    I know one trader who has not traded any stock other than IBM in over two years. He's the best tape reader I've ever seen, but also looks at charts, stochastics, market stats and some other tech stocks. He alone accounted for 4% of IBM's total volume last year. He's scaled back his size a lot lately and is experimenting with more mechanical entries. He's the first to admit that IBM is not a good stock for this technique because it's notoriously hard to read, but he's been doing it so long now that he know's when the specialist is going to the restroom.
  4. LelandC


    Do you guys who only trade 1 or 2 stocks often find yourselves overtrading? This would be my biggest fear. The market is really cranking and there is a huge seller in my stock(s) and I just keep chopping around trying to make something happen. Meanwhile you have spent a ton on commissions.

    Or maybe when your stock isn't doing much your are disciplined enough to sit on your hands? I focus on a handful of stocks everyday but those stocks change from day to day. I try and find stocks that are "in play" on that particular day and focus on those. That way I have a pretty good idea that these stocks have a good chance of decent intraday range....

    Just my thoughts,

  5. Turlo


    I often trade just one or two stocks during the day. In the Nyse you begin to get a feel for the specialist and how he trades his stock. Each stock also has traders that regularly trade that stock with their own trading styles. These things combined create a stocks personality. Like a woman the more you are with that stock the better you get to know it.
  6. If you define "overtrading" as taking trades when you don't really recognise any setups - no, it's not a problem for me. My style is to take 20-25 trades a day, but I wouldn't call it overtrading. If you consider "frequency of trades" as a variable in measuring profitability, my results suffer if I take less trades.

    Sitting out is pretty easy really. I found I used to "overtrade" a lot more when I traded more stocks, cos I'd always be looking for where the "action" is, and take trades to make sure I didn't "miss out" on any moves. I don't really care that much what goes on in other stocks anymore. For example, you could tell me ABCD just made a 1pt move based on one of my setups and I wouldn't really bat an eyelid. KLAC's moves are consistently some of the biggest out there, so I'm not really worried about missing anything. And if I do miss something, big deal. I'm a daytrader, the next opportunity is never far away.

  7. Turlo

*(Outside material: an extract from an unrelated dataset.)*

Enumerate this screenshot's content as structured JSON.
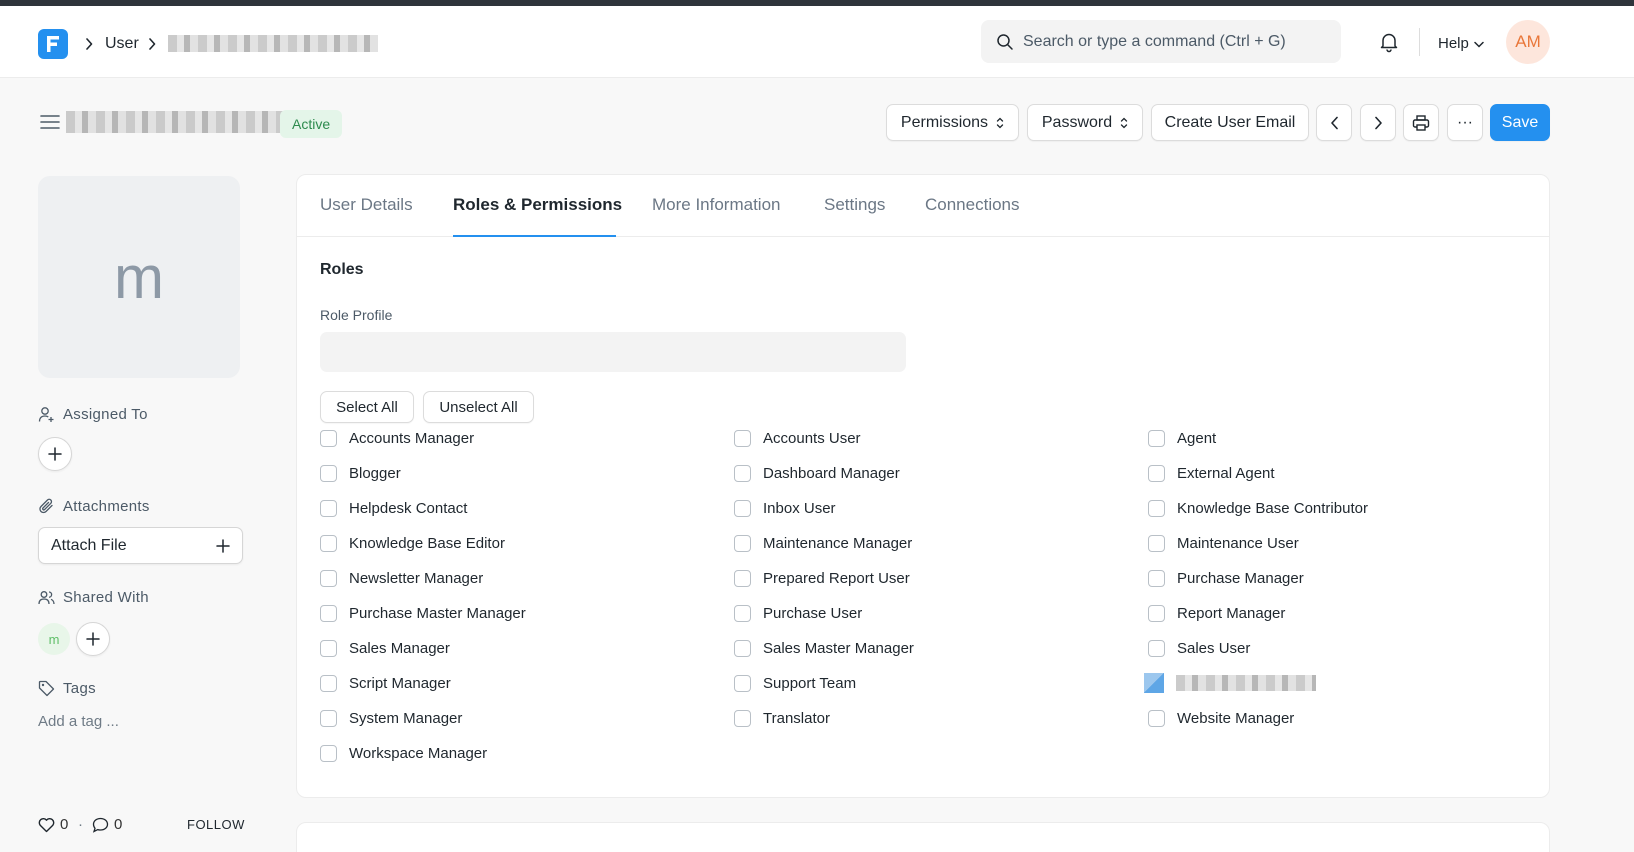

    On days that there is a lot of action in a stock (enron, cpn, dyn last fall, tyc early this year) I typically stop everything and trade those stocks. But on a day to day basis I trade a very small number of stocks patiently waiting for a good set up.........
  8. As is probably obvious from my earlier post, I will trade the same stock until it no longer appeals to me. I trade 90% listed. Alot of the time I find that what was once a good stock will get too random for my trading style, and I'll ditch it and move on to something else. This happens about once every 1-2 months. Typically 75% of my trades will be in 3 or less stocks each day, but there's a basket of another 50 that I'll scalp for dimes and quarters.

    This probably would not happen as frequently if I was a better trader and was better at sorting smart vs. retail orders, but generally I'm too impatient/lazy for that. I trade stocks that appeal to my personality, and when a stock no longer agrees with me I break up with it and find a new honey.
  9. vinigar


    I have traded the same stocks over and over for years now...occasionally I will throw one out and add a new one. I have just three main ones that I trade constantly...with a reserve list of no more than ten of them. I don't need indicators...the ones I have, I know so well that if they so much as wiggle I know why! I know everything and anything about them. I can tell you what kind of move to expect out of them, when they are going to make a move and what time of day it will happen. I can tell you what to expect out of my stocks during different climates of the market, whether trending up, down sideways or any which way. Most importantly I know why my stocks move other than the adage "Supply and Demand". I know what motivates them.:)